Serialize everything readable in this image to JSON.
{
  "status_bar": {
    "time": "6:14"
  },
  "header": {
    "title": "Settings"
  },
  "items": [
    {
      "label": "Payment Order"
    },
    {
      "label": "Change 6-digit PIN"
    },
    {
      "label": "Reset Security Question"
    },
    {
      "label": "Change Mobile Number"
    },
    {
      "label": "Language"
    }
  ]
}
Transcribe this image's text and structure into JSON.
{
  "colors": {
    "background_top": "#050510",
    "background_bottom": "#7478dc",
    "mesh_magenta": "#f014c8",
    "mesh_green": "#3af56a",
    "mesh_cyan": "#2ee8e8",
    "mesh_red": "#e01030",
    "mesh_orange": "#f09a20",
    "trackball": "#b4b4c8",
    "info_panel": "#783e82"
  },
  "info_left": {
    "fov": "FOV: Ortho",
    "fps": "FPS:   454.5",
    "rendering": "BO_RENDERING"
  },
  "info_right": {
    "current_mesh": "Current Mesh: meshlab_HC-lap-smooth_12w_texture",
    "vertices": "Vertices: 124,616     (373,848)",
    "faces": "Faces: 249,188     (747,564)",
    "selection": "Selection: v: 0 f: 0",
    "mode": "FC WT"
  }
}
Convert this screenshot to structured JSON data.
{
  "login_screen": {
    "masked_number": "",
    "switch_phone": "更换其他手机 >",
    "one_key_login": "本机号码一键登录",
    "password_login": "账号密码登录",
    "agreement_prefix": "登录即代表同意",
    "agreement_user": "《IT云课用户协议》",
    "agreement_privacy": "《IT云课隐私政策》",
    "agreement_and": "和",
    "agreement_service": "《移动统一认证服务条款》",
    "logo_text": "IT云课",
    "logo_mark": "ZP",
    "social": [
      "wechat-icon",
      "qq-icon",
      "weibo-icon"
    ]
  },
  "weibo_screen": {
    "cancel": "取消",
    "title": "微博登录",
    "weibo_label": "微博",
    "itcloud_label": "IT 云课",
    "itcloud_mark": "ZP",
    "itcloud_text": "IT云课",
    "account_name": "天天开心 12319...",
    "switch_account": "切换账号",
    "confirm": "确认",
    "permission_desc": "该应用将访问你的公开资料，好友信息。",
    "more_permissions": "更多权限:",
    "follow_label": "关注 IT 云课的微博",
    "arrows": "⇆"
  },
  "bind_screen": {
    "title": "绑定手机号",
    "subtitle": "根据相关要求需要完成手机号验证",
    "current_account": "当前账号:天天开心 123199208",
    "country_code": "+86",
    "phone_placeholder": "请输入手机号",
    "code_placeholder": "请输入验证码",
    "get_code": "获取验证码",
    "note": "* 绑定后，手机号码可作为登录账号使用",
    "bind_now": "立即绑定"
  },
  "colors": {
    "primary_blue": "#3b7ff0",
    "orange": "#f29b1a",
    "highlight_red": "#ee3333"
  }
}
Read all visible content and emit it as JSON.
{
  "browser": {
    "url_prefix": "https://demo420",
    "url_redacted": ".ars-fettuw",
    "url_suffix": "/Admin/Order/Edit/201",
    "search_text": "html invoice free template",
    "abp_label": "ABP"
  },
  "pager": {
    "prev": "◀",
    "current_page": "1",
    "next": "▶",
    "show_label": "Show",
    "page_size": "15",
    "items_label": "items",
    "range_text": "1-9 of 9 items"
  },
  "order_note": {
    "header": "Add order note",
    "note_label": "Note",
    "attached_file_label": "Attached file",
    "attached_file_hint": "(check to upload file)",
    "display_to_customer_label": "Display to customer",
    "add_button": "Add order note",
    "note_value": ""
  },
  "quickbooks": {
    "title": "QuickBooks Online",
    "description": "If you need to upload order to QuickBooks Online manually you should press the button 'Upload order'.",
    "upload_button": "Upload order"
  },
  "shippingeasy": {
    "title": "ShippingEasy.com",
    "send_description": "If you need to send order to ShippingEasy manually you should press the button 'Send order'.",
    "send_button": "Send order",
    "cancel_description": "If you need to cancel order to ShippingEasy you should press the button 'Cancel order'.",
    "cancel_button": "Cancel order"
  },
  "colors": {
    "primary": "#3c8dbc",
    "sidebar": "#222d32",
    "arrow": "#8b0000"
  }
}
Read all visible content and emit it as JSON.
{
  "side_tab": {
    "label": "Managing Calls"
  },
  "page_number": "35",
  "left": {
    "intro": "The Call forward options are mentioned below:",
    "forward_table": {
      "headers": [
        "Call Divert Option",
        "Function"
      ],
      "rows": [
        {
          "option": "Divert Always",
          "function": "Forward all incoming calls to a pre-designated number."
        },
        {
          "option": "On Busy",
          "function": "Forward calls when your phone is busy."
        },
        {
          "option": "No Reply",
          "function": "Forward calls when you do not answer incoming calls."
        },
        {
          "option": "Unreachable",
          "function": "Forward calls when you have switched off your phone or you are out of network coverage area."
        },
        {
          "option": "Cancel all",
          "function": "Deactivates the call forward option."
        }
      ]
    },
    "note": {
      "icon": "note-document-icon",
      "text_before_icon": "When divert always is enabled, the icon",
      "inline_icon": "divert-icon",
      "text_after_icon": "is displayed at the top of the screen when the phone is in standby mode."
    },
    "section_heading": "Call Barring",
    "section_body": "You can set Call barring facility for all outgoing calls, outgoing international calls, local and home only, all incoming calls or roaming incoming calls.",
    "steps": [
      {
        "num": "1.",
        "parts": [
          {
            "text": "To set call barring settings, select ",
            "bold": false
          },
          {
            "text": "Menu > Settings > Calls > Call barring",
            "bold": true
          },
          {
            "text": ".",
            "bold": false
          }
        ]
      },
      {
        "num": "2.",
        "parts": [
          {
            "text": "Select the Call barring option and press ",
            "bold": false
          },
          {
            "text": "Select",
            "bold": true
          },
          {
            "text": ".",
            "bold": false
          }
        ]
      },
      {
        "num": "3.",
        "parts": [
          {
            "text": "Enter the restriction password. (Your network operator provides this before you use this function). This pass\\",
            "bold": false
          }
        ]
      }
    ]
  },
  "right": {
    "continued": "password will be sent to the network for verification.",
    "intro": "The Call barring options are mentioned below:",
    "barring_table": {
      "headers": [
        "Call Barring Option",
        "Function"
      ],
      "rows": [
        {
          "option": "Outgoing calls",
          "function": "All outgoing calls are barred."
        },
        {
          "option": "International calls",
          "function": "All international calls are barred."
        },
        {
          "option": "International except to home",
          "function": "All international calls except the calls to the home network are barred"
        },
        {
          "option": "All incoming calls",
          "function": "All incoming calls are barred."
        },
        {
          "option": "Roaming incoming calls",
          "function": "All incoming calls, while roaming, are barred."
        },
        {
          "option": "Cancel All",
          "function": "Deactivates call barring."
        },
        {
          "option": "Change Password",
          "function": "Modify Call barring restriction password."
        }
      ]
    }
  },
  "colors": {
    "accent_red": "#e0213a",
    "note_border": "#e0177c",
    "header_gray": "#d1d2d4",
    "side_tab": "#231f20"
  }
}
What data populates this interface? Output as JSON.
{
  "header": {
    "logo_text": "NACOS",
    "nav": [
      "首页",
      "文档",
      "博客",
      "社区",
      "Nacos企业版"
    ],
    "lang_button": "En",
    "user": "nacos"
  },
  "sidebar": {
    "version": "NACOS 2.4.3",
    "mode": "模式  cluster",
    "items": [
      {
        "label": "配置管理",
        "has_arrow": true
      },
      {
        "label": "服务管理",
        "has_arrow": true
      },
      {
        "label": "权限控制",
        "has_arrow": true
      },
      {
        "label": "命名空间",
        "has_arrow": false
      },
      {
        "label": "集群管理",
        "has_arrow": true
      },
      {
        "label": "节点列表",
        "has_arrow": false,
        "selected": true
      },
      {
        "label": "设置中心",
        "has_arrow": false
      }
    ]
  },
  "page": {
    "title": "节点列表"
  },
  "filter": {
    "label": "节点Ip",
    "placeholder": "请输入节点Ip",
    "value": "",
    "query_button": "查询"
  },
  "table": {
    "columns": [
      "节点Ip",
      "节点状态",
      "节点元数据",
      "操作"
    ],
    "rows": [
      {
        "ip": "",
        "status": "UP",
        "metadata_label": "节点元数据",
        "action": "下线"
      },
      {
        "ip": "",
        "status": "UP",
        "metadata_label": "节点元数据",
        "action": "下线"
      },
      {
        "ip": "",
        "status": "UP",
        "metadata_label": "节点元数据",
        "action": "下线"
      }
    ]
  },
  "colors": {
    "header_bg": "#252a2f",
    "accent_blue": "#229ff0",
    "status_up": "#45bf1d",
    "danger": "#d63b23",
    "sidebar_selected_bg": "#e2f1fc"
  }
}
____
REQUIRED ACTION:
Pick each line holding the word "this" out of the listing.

YOUR SOLUTION:
Serialize everything readable in this image to JSON.
Transcribe this image's text and structure into JSON.
Convert this screenshot to structured JSON data.
            "text": "Enter the restriction password. (Your network operator provides this before you use this function). This pass\\",
What data populates this interface? Output as JSON.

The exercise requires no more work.